“These are absolutely great cases to work on: they are time limited and you get to explore all the aspects of preparing a hearing. As Brian indicated, these are life-sustaining benefits for clients, and if they win these benefits, their lives will remain stable and not fall apart. Clients are enormously grateful for the lawyer’s assistance. Additionally, we are often able to identify other employment issues for the clients that can be pursued either by the lawyer for the unemployment matter or referred back to VLP or GBLS. ”
If you are interested in future pro bono trainings, please contact Katie D’Angelo at firstname.lastname@example.org.
Is your New Year’s resolution to get more involved in the community this year?

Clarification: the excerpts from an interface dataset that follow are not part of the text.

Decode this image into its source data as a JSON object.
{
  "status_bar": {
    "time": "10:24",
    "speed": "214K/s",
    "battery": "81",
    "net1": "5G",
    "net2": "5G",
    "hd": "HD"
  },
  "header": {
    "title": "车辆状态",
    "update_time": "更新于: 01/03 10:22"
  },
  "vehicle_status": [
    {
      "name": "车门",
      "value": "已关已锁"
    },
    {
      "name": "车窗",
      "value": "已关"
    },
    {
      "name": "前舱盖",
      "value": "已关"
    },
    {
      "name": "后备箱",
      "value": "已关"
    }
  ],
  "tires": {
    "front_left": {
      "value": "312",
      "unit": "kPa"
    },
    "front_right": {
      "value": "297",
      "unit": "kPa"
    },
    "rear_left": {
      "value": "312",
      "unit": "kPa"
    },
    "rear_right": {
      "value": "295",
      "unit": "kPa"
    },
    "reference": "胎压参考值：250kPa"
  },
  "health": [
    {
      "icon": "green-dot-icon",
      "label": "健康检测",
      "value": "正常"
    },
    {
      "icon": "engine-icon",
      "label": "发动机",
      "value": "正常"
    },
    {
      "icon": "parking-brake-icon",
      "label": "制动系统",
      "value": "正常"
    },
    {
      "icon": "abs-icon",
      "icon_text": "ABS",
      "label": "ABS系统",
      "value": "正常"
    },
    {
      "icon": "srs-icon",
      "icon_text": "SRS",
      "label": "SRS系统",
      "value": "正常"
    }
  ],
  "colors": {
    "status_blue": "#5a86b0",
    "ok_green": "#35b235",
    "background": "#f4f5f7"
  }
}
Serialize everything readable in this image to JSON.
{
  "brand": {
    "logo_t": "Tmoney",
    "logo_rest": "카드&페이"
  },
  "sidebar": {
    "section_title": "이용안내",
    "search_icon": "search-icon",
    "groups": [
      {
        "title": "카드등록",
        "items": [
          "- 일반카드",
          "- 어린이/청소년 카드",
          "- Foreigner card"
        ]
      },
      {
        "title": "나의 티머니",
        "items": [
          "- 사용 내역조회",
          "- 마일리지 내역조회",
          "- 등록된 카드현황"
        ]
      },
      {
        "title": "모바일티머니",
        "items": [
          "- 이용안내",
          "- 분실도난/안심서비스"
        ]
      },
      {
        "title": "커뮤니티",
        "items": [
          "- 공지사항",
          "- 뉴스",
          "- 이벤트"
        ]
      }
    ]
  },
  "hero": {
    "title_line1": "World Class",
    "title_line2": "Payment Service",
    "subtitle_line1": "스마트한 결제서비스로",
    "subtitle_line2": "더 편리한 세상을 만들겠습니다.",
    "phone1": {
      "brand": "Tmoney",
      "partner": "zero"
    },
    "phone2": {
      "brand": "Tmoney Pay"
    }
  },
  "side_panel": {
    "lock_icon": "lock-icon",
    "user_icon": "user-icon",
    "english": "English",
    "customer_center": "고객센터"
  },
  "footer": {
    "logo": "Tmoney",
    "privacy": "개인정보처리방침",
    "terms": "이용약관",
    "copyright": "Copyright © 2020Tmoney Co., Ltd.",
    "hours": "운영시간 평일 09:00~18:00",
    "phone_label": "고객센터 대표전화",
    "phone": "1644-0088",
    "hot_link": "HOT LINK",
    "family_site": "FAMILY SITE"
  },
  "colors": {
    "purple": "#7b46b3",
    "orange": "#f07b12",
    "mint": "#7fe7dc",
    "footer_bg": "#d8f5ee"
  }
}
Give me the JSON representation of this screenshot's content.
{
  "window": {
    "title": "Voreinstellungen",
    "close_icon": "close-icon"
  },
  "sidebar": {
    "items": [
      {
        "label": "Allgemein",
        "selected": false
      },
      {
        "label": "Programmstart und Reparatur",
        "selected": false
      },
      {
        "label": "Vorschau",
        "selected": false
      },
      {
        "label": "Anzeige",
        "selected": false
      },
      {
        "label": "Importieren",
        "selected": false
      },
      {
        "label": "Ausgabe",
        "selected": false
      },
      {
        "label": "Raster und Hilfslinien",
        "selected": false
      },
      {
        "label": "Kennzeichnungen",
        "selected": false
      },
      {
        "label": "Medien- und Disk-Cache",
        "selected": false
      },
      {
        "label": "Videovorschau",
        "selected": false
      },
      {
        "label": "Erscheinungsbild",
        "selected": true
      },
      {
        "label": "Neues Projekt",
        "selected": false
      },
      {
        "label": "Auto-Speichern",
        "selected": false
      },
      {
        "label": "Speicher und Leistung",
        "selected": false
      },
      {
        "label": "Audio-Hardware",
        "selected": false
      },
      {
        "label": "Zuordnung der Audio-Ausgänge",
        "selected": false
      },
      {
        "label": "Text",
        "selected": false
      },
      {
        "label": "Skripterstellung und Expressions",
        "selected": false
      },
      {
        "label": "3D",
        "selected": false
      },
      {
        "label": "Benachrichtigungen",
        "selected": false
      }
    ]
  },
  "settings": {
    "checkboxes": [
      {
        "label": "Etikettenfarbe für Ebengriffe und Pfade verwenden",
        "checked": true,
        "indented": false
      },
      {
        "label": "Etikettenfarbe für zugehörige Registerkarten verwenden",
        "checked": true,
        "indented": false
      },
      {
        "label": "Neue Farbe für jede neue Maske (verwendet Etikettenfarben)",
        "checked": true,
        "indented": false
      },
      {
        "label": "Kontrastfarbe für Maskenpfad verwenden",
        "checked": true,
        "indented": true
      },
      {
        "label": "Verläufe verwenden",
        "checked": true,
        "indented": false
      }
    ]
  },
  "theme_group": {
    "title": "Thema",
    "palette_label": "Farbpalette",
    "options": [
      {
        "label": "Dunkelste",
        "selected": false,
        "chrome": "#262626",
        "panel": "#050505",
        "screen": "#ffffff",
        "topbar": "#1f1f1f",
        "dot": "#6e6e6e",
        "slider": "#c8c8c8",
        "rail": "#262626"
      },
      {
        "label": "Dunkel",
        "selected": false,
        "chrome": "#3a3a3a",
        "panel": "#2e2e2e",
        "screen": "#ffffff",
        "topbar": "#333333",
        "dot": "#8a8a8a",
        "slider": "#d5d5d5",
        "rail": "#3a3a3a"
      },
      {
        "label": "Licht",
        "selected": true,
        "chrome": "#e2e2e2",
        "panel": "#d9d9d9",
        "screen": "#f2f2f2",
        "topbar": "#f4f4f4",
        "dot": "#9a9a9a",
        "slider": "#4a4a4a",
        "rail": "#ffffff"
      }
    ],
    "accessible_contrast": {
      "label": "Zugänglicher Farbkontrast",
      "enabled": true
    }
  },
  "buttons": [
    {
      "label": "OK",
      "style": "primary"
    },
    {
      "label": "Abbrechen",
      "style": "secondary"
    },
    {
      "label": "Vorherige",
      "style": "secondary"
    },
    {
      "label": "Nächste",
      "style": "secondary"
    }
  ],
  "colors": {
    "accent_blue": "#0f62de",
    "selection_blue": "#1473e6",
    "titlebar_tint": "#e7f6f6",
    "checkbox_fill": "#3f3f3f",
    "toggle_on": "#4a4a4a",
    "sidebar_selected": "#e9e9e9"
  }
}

Beyond the Billable is here to help. Take a look at this list of upcoming public service trainings and events during the month of January to get you started:
Representing Clients Pursuing Unemployment Benefits
Thursday, January 9, 2014 4:00 PM to 6:00 PM
The BBA is partnering with the Volunteer Lawyers Project and Greater Boston Legal Services to train attorneys of all experience levels to provide pro bono representation to clients who are pursuing unemployment benefits.
Public Interest Leadership Program Information Session
Monday, January 13, 2014 4:00 PM to 5:00 PM
Are you an up-and-coming leader in the legal community or in the BBA? Interested in connecting with other civically engaged lawyer leaders? Come learn more about the BBA’s Public Interest Leadership Program and how to apply.
M. Ellen Carpenter Financial Literacy Program Training Session
Tuesday, January 14, 2014 4:30 PM to 5:30 PM
If you are looking for an opportunity to work with students, don’t miss the upcoming M. Ellen Carpenter Financial Literacy Training. After completing this training, volunteers go into high schools and educate students about the importance of making smart financial decisions. Each class is designed to last approximately one hour and you can sign up for a time and location that works best for you.
Limited Assistance Representation Training and Breakout Sessions
Wednesday, January 22, 2014 4:00 PM to 6:00 PM
Come to the annual LAR certification training to learn the basics of going into court for a single event in a case. After the main training, you can choose to attend a breakout session on LAR in the Boston Municipal Court or the Housing Court. Are you already certified? Just sign up for one of the breakout sessions.
Last night, the BBA’s Public Interest Leaders hosted a candid feedback session at the US District Court to learn how the pilot Community Reentry Readiness series has been received by the CARE and RESTART program participants. The pilot program utilized the expertise of the BBA and its Public Interest Leaders to benefit an underserved population and the courts. Beginning in March, these PILPers hosted a series of 7 seminars covering topics intended to arm the probationers with skills to improve their chances of long term success:
- Driver’s Licenses/Professional Licenses
- Credit Reports and Credit Scores
- Family Law
- Benefits Available to Low-Income Individuals in Massachusetts
PILPers Julia Devanthéry, Chris Saccardi, Eric Haskell and Emily Hodge sat down with the participants over a pizza dinner to give them the opportunity to speak openly their ability to apply the information gained from these sessions to their daily lives and asked for tips on how the program can be improved. Attendees were provided with a written questionnaire for anonymous written comments as well.
Beyond the Billable congratulates PILP 9 for a job well done and encourages readers to stay tuned for more updates on this initiative. Contact Susan Helm at email@example.com with questions on PILP.